Product page redesign (unused) - Bass Pro Shops
38
1
0
Published:
  • Add to Collection
  • Tools Used
  • About

    About

    In 2014, while working on optimizing the CSS (a project that got postponed indefinitely) I started envisioning a product page redesign for Bass P… Read More
    In 2014, while working on optimizing the CSS (a project that got postponed indefinitely) I started envisioning a product page redesign for Bass Pro Shops. Read Less
    Published:
NOTE: This is an incomplete piece and was never officially presented to Bass Pro Shops for consideration.
 
In 2014, while working on optimizing the CSS (a project that got postponed indefinitely) I started envisioning a product page redesign for Bass Pro Shops. The current product page was created in 2012 when the big site redesign happened, and while it was acceptable for that time and place, it wasn't holding up well under evolving user needs. Since this wasn't a requested project I had an open canvas for design, which was quite rare.
 
On any ecommerce product page, your most important action is adding the product to your cart; you want to make this as easy and natural as possible. Obviously you can't put all the product information in front of the customer all at once* so you have to determine the best balance of information to let new customers make an informed purchasing decision and past customers get the product as quickly as possible.
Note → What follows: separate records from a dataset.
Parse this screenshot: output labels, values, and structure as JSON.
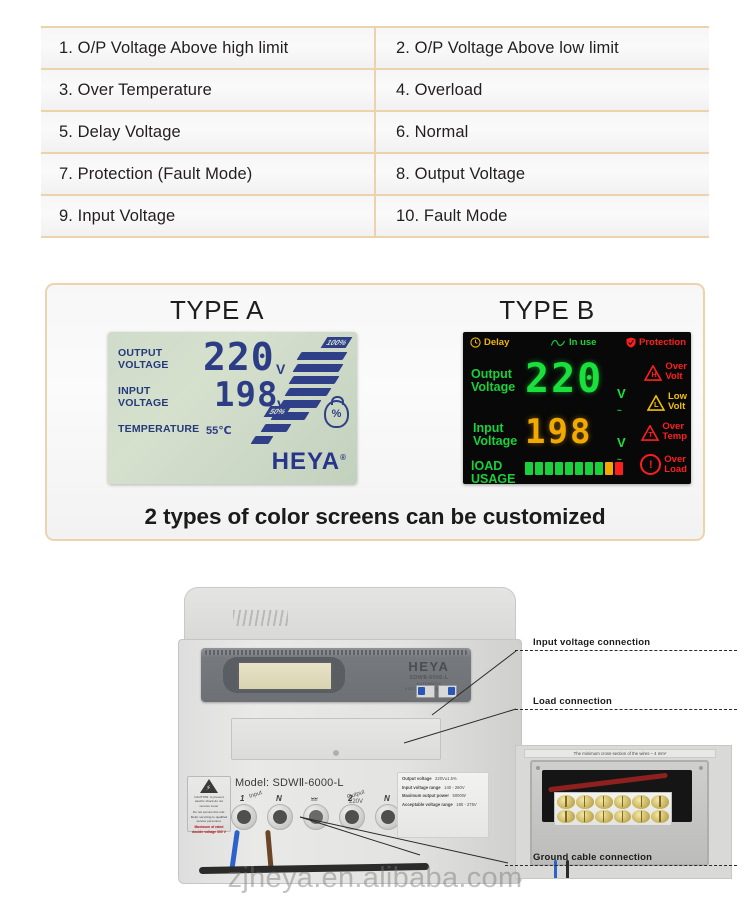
{
  "legend": {
    "rows": [
      [
        "1. O/P Voltage Above high limit",
        "2. O/P Voltage Above low limit"
      ],
      [
        "3. Over Temperature",
        "4. Overload"
      ],
      [
        "5. Delay Voltage",
        " 6. Normal"
      ],
      [
        "7. Protection (Fault Mode)",
        "8. Output Voltage"
      ],
      [
        "9. Input Voltage",
        "10. Fault Mode"
      ]
    ]
  },
  "screens": {
    "type_a_title": "TYPE A",
    "type_b_title": "TYPE B",
    "caption": "2 types of color screens can be customized",
    "type_a": {
      "output_label": "OUTPUT\nVOLTAGE",
      "output_label_l1": "OUTPUT",
      "output_label_l2": "VOLTAGE",
      "input_label_l1": "INPUT",
      "input_label_l2": "VOLTAGE",
      "temperature_label": "TEMPERATURE",
      "output_value": "220",
      "output_unit": "V",
      "input_value": "198",
      "input_unit": "V",
      "temperature_value": "55℃",
      "bar_top_pct": "100%",
      "bar_mid_pct": "50%",
      "load_icon_text": "%",
      "brand": "HEYA",
      "brand_mark": "®"
    },
    "type_b": {
      "delay_label": "Delay",
      "inuse_label": "In use",
      "protection_label": "Protection",
      "output_label_l1": "Output",
      "output_label_l2": "Voltage",
      "input_label_l1": "Input",
      "input_label_l2": "Voltage",
      "load_label_l1": "lOAD",
      "load_label_l2": "USAGE",
      "output_value": "220",
      "output_unit": "V",
      "input_value": "198",
      "input_unit": "V",
      "warnings": [
        {
          "code": "H",
          "line1": "Over",
          "line2": "Volt",
          "color": "#ff1e1e"
        },
        {
          "code": "L",
          "line1": "Low",
          "line2": "Volt",
          "color": "#f0c000"
        },
        {
          "code": "T",
          "line1": "Over",
          "line2": "Temp",
          "color": "#ff1e1e"
        },
        {
          "code": "!",
          "line1": "Over",
          "line2": "Load",
          "color": "#ff1e1e"
        }
      ],
      "load_bars": [
        "#19d13a",
        "#19d13a",
        "#19d13a",
        "#19d13a",
        "#19d13a",
        "#19d13a",
        "#19d13a",
        "#19d13a",
        "#f2a900",
        "#ff1e1e"
      ]
    }
  },
  "product": {
    "panel_brand": "HEYA",
    "panel_model": "SDWⅡ-6000-L",
    "panel_sub1": "AUTOMATIC",
    "panel_sub2": "VOLTAGE REGULATOR",
    "model_text": "Model: SDWⅡ-6000-L",
    "input_tag": "Input",
    "output_tag": "Output",
    "output_voltage_tag": "220V",
    "terminals": [
      "1",
      "N",
      "⏚",
      "2",
      "N"
    ],
    "spec": [
      {
        "name": "Output voltage",
        "value": "220V±1.5%"
      },
      {
        "name": "Input voltage range",
        "value": "140 - 260V"
      },
      {
        "name": "Maximum output power",
        "value": "5000W"
      },
      {
        "name": "Acceptable voltage range",
        "value": "180 - 275V"
      }
    ],
    "warning_sticker": {
      "line1": "CAUTION: to prevent electric",
      "line2": "shock,do not remove cover",
      "line3": "Do not service this unit.",
      "line4": "Refer servicing to qualified",
      "line5": "service personnel.",
      "line6": "Maximum of rated double",
      "line7": "voltage 300 V"
    },
    "callouts": [
      "Input voltage connection",
      "Load connection",
      "Ground cable connection"
    ],
    "inset_note": "The minimum cross-section of the wires – 4 mm²"
  },
  "watermark": "zjheya.en.alibaba.com",
  "colors": {
    "table_border": "#edd3ac",
    "panel_border": "#edd3ac",
    "lcd_a_text": "#2c3d86",
    "led_green": "#19d13a",
    "led_amber": "#f2a900",
    "led_red": "#ff1e1e"
  }
}
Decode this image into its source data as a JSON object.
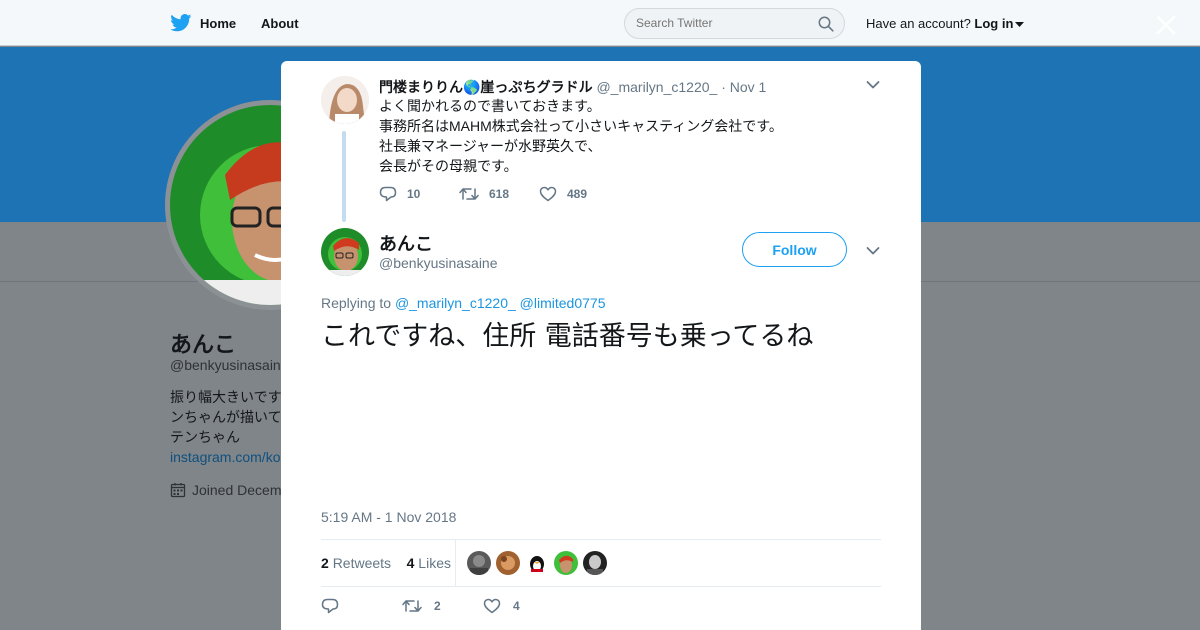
{
  "topnav": {
    "home_label": "Home",
    "about_label": "About",
    "search_placeholder": "Search Twitter",
    "account_prompt": "Have an account?",
    "login_label": "Log in"
  },
  "profile": {
    "name": "あんこ",
    "handle": "@benkyusinasain",
    "bio_lines": [
      "振り幅大きいです",
      "ンちゃんが描いて",
      "テンちゃん"
    ],
    "link": "instagram.com/ko",
    "joined": "Joined Decem"
  },
  "parent_tweet": {
    "author_name": "門楼まりりん🌎崖っぷちグラドル",
    "author_handle": "@_marilyn_c1220_",
    "date": "· Nov 1",
    "lines": [
      "よく聞かれるので書いておきます。",
      "事務所名はMAHM株式会社って小さいキャスティング会社です。",
      "社長兼マネージャーが水野英久で、",
      "会長がその母親です。"
    ],
    "replies": "10",
    "retweets": "618",
    "likes": "489"
  },
  "main_tweet": {
    "author_name": "あんこ",
    "author_handle": "@benkyusinasaine",
    "follow_label": "Follow",
    "replying_prefix": "Replying to",
    "mention_1": "@_marilyn_c1220_",
    "mention_2": "@limited0775",
    "text": "これですね、住所 電話番号も乗ってるね",
    "timestamp": "5:19 AM - 1 Nov 2018",
    "retweet_count": "2",
    "retweet_word": "Retweets",
    "like_count": "4",
    "like_word": "Likes",
    "action_retweets": "2",
    "action_likes": "4"
  },
  "colors": {
    "twitter_blue": "#1da1f2",
    "banner_blue": "#1e73b4",
    "overlay_gray": "#7f8589"
  },
  "icons": [
    "twitter-bird-icon",
    "search-icon",
    "close-icon",
    "chevron-down-icon",
    "reply-icon",
    "retweet-icon",
    "like-icon",
    "calendar-icon"
  ]
}
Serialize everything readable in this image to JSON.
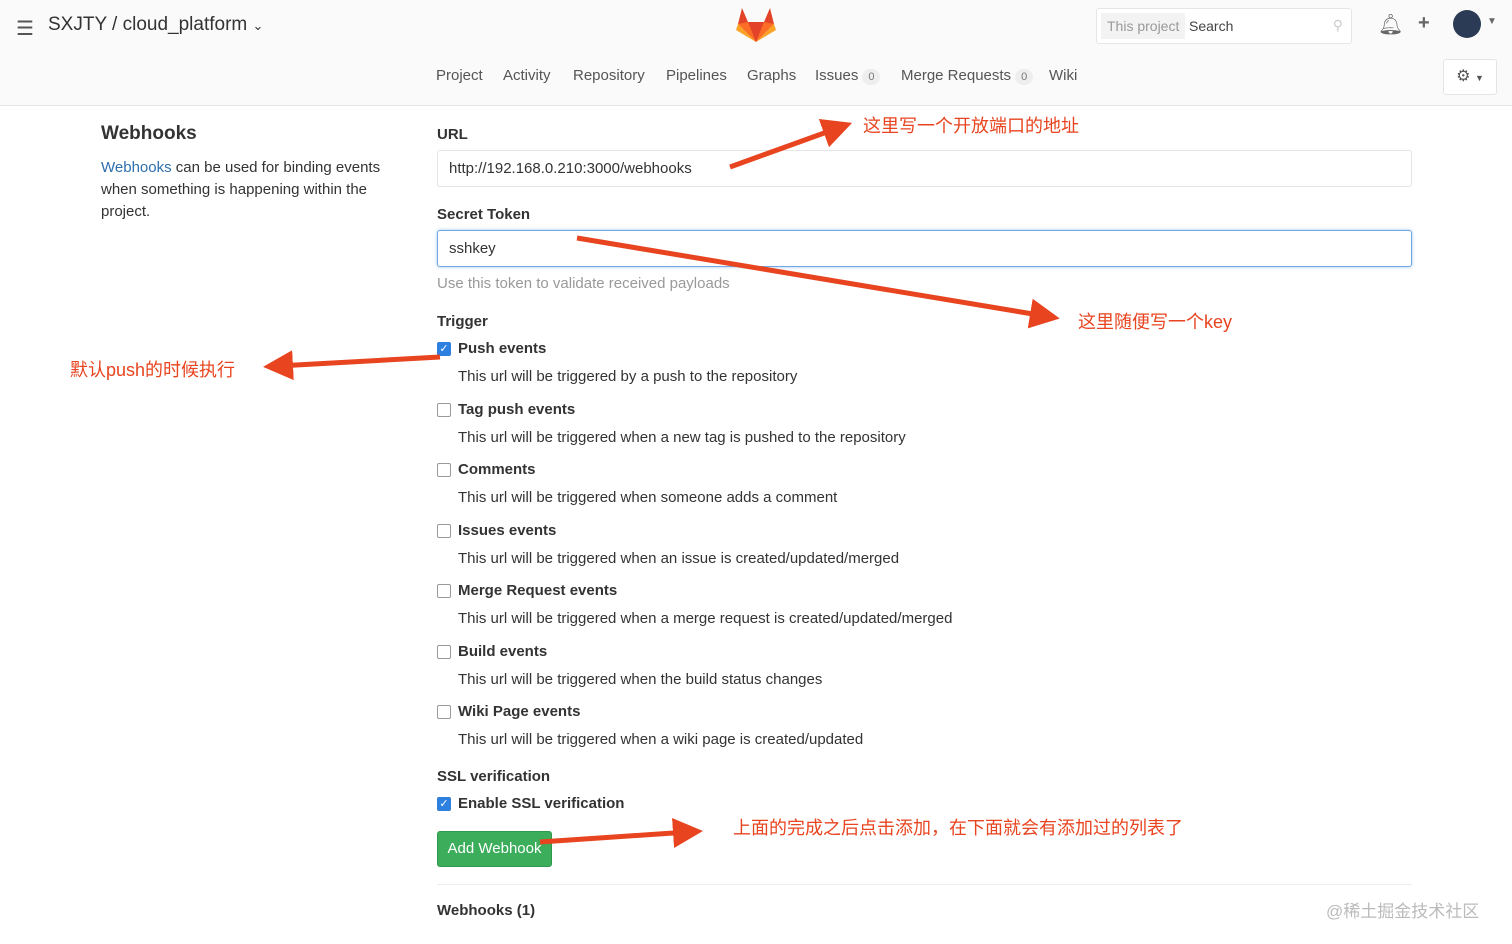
{
  "header": {
    "title": "SXJTY / cloud_platform",
    "search_scope": "This project",
    "search_placeholder": "Search"
  },
  "nav": [
    {
      "label": "Project"
    },
    {
      "label": "Activity"
    },
    {
      "label": "Repository"
    },
    {
      "label": "Pipelines"
    },
    {
      "label": "Graphs"
    },
    {
      "label": "Issues",
      "count": "0"
    },
    {
      "label": "Merge Requests",
      "count": "0"
    },
    {
      "label": "Wiki"
    }
  ],
  "side": {
    "title": "Webhooks",
    "link": "Webhooks",
    "text": " can be used for binding events when something is happening within the project."
  },
  "form": {
    "url_label": "URL",
    "url_value": "http://192.168.0.210:3000/webhooks",
    "token_label": "Secret Token",
    "token_value": "sshkey",
    "token_help": "Use this token to validate received payloads",
    "trigger_label": "Trigger",
    "triggers": [
      {
        "label": "Push events",
        "desc": "This url will be triggered by a push to the repository",
        "checked": true
      },
      {
        "label": "Tag push events",
        "desc": "This url will be triggered when a new tag is pushed to the repository",
        "checked": false
      },
      {
        "label": "Comments",
        "desc": "This url will be triggered when someone adds a comment",
        "checked": false
      },
      {
        "label": "Issues events",
        "desc": "This url will be triggered when an issue is created/updated/merged",
        "checked": false
      },
      {
        "label": "Merge Request events",
        "desc": "This url will be triggered when a merge request is created/updated/merged",
        "checked": false
      },
      {
        "label": "Build events",
        "desc": "This url will be triggered when the build status changes",
        "checked": false
      },
      {
        "label": "Wiki Page events",
        "desc": "This url will be triggered when a wiki page is created/updated",
        "checked": false
      }
    ],
    "ssl_label": "SSL verification",
    "ssl_checkbox": "Enable SSL verification",
    "submit": "Add Webhook",
    "list_title": "Webhooks (1)"
  },
  "annotations": {
    "url": "这里写一个开放端口的地址",
    "token": "这里随便写一个key",
    "push": "默认push的时候执行",
    "submit": "上面的完成之后点击添加，在下面就会有添加过的列表了",
    "color": "#e8441f"
  },
  "watermark": "@稀土掘金技术社区"
}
Since I was limited in maximum width, I opted to remove the right column where suggested items are typically shown (shifting them downward and horizontal) in favor of making the most vital information easier to find. Putting the product views (the small thumbnails beside the main product image) on the side of the viewer was a usability test I wanted to run if the design was approved.
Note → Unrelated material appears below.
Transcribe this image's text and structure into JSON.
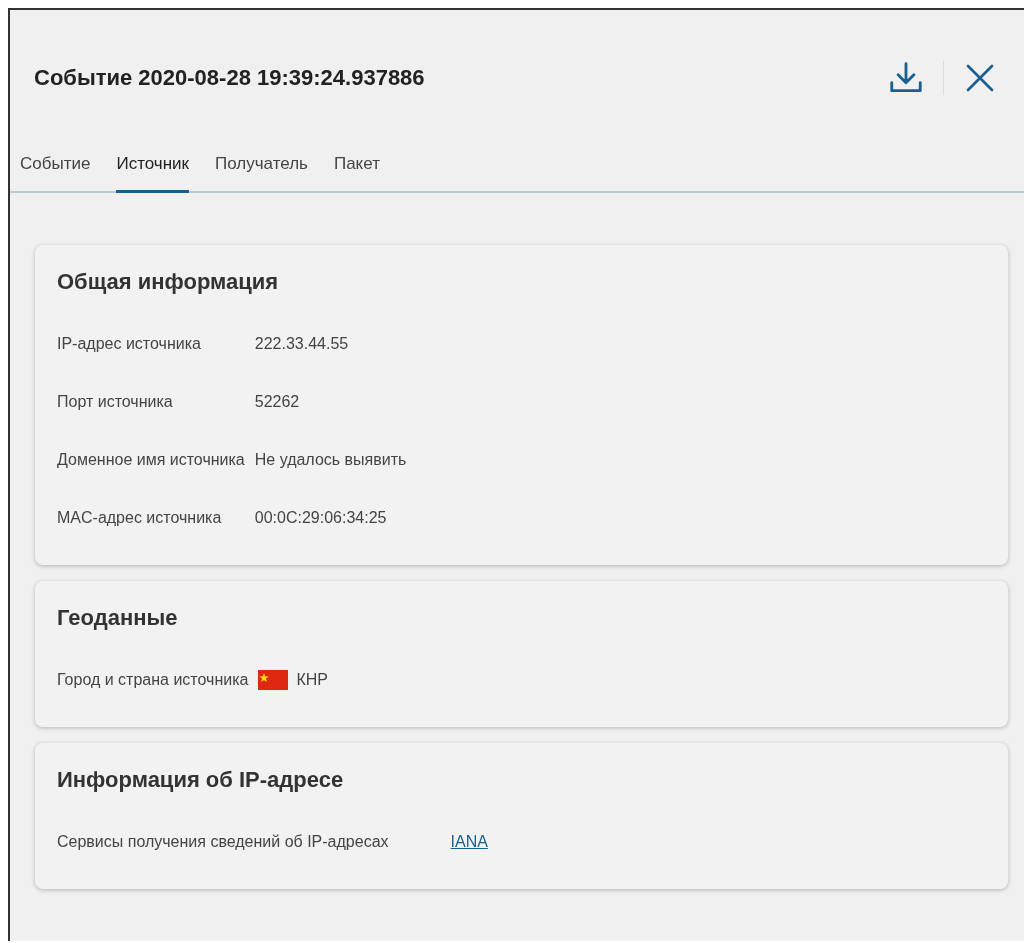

I switched the vertical layout of most of the information to horizontal to make it easier to read. Customer reviews and the question and answer area are currently "tabbed" and therefore half the content is visibly hidden from users all the time. The horizontal layout brings this content to the front while not cluttering up the page. Since these elements load already on the current page but are simply hidden visually, this wouldn't have been a performance hit either; a true UX win!
Here's the full design. Obviously there are things missing from this which is why I said it was an unused and incomplete work.